#### [WORK TO COMPLETE]
State the number of lines in these records that include the string "right", and say nothing more.

____

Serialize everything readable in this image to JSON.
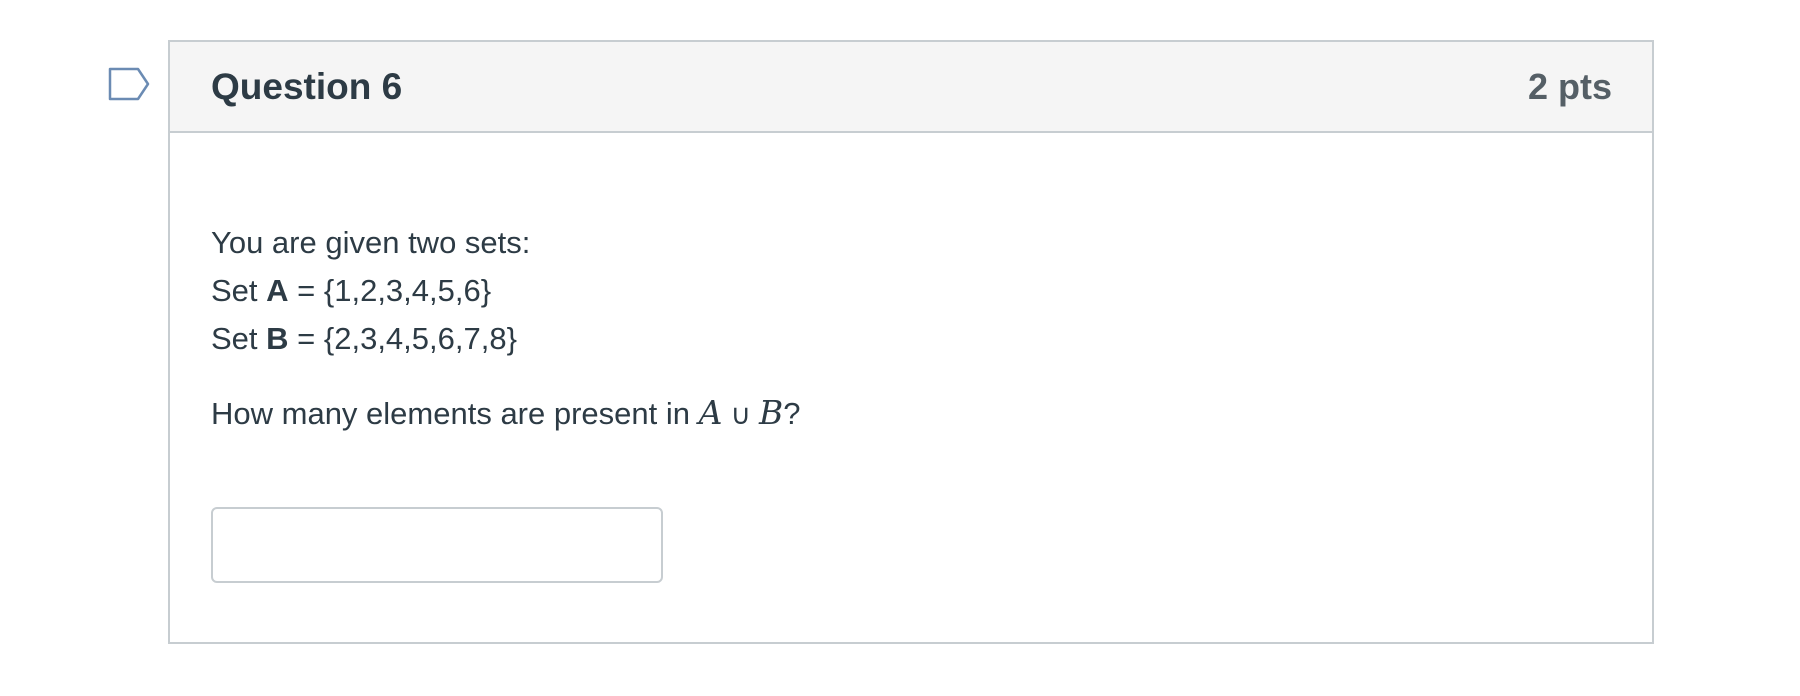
{
  "question": {
    "title": "Question 6",
    "points": "2 pts",
    "intro": "You are given two sets:",
    "set_a": {
      "prefix": "Set ",
      "name": "A",
      "value": " = {1,2,3,4,5,6}"
    },
    "set_b": {
      "prefix": "Set ",
      "name": "B",
      "value": " = {2,3,4,5,6,7,8}"
    },
    "prompt_text": "How many elements are present in ",
    "math": {
      "left": "A",
      "operator": "∪",
      "right": "B"
    },
    "prompt_end": "?",
    "answer": {
      "value": "",
      "placeholder": ""
    }
  },
  "colors": {
    "header_bg": "#f5f5f5",
    "border": "#c7cdd1",
    "text": "#2d3b45",
    "points_text": "#555f66",
    "flag_stroke": "#6b8bb3"
  },
  "icons": {
    "flag": "flag-question-icon"
  }
}
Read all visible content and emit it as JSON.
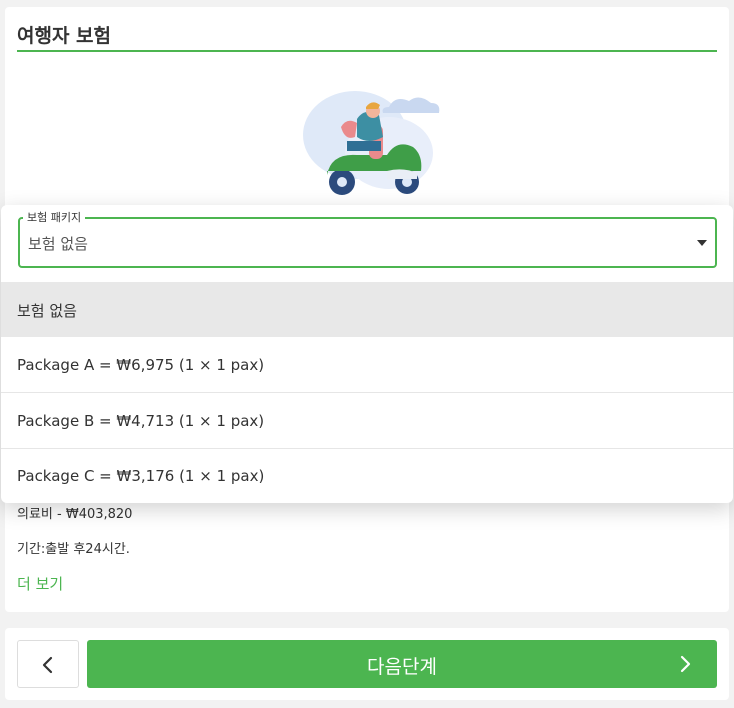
{
  "card": {
    "title": "여행자 보험",
    "illustration_icon": "scooter-rider-illustration",
    "details": [
      "의료비 - ₩403,820",
      "기간:출발 후24시간."
    ],
    "more_link": "더 보기"
  },
  "package_select": {
    "legend": "보험 패키지",
    "value": "보험 없음",
    "options": [
      "보험 없음",
      "Package A = ₩6,975 (1 × 1 pax)",
      "Package B = ₩4,713 (1 × 1 pax)",
      "Package C = ₩3,176 (1 × 1 pax)"
    ]
  },
  "footer": {
    "back_icon": "chevron-left-icon",
    "next_label": "다음단계",
    "next_icon": "chevron-right-icon"
  },
  "colors": {
    "accent": "#4cb550",
    "selected_option_bg": "#e8e8e8"
  }
}
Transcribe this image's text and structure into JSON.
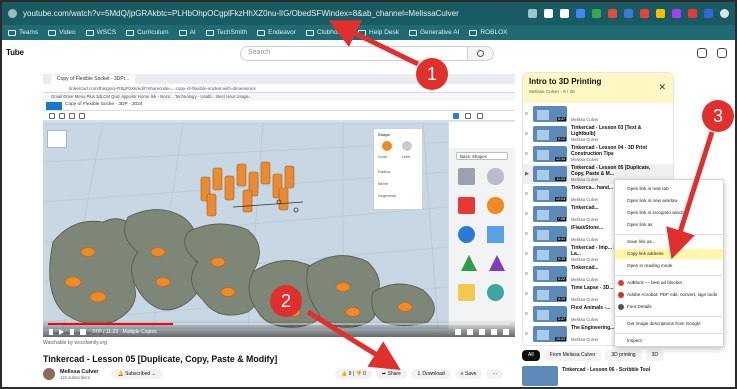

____

#### [SOLUTION BELOW]
2